You’re a business owner—so act like one
The most powerful wealth machine ever built, the stock market “democratizes” capitalism by making business ownership available to anyone with even modest means. You can purchase shares in great companies at exactly the same market price as the largest institutional investors
pay. As a shareholder of public companies, do not think of yourself as a “stock market investor.” Think of yourself as a business owner. And business owners don’t waste energy fretting about daily changes in the ‘market value’ of their businesses. They focus on building the value of their businesses through long term earnings growth. Of course, you have boards of directors and managers running your businesses. And regardless of how you spend your day, thousands or millions of your employees will spend their day on their primary mission: creating wealth for you. And you don’t have to lift a finger. Fantastic!
Whether you own stocks directly or through funds, taking this same business owner point of view will help put the largely meaningless short term stock market ups and downs in perspective.

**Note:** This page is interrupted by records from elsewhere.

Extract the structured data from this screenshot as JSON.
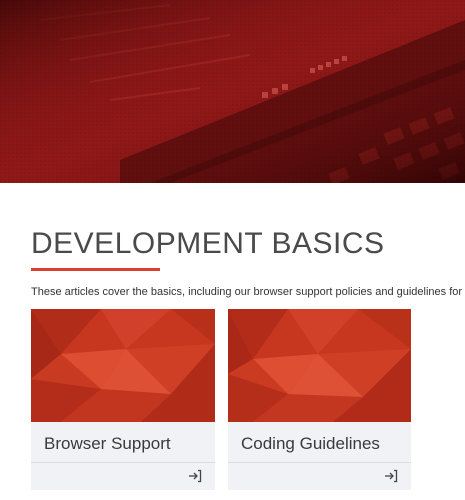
{
  "hero": {
    "image": "laptop-keyboard-red-photo"
  },
  "section": {
    "title": "DEVELOPMENT BASICS",
    "description": "These articles cover the basics, including our browser support policies and guidelines for"
  },
  "cards": [
    {
      "title": "Browser Support",
      "icon": "arrow-into-box-icon"
    },
    {
      "title": "Coding Guidelines",
      "icon": "arrow-into-box-icon"
    }
  ],
  "colors": {
    "accent": "#d9412e",
    "card_background": "#f1f2f5",
    "card_image": "#c7361f",
    "hero_tint": "#8b1616"
  }
}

Find your balance
Determining the portion of your portfolio to invest in stocks versus more safely in bonds or GICs will be your most important investment decision. Invest in stocks only to the extent you are committed—as a business owner—to ride out market storms. As a worst-case scenario, let’s assume that there will be up to a 50% decline in stock values during a future economic crisis, similar to the darkest hours of the 2008–’09 global financial crisis.
Ask yourself this question: What level of short-term losses in my total overall portfolio am I prepared to tolerate during a stock market crash? Your answer may change over time but your “tolerable loss ratio” can provide a useful rule of thumb when it comes to determining the right mix of stocks and bonds in your portfolio at any given point in time.
If your “tolerable loss” is zero—in other words, if you aren’t prepared to suffer any losses whatsoever, even short-term losses—you are in full wealth-protection mode. You should own zero stocks.
What if you are willing to accept the risk of short-term losses up to around 25 percent of your total portfolio in order to have a high probability of long-term gain? In our worst-case scenario of a 50% market crash, the total value of a $100,000 portfolio split 50/50 between stocks and GICs would decline by 25% to $75,000. (The stock portion would decline in value from $50,000 to $25,000 while the GIC value remains constant at $50,000.) Therefore, if your tolerable loss is 25%, you should place no more than 50% of your investable assets in stocks, with at least 50% placed in GICs or bonds.
If, however, you are committed to weather the storm of a potential short-term 50% market meltdown in order to capture 100% of the ultimate long-term growth of the stock market, you may choose to be 100% invested in stocks.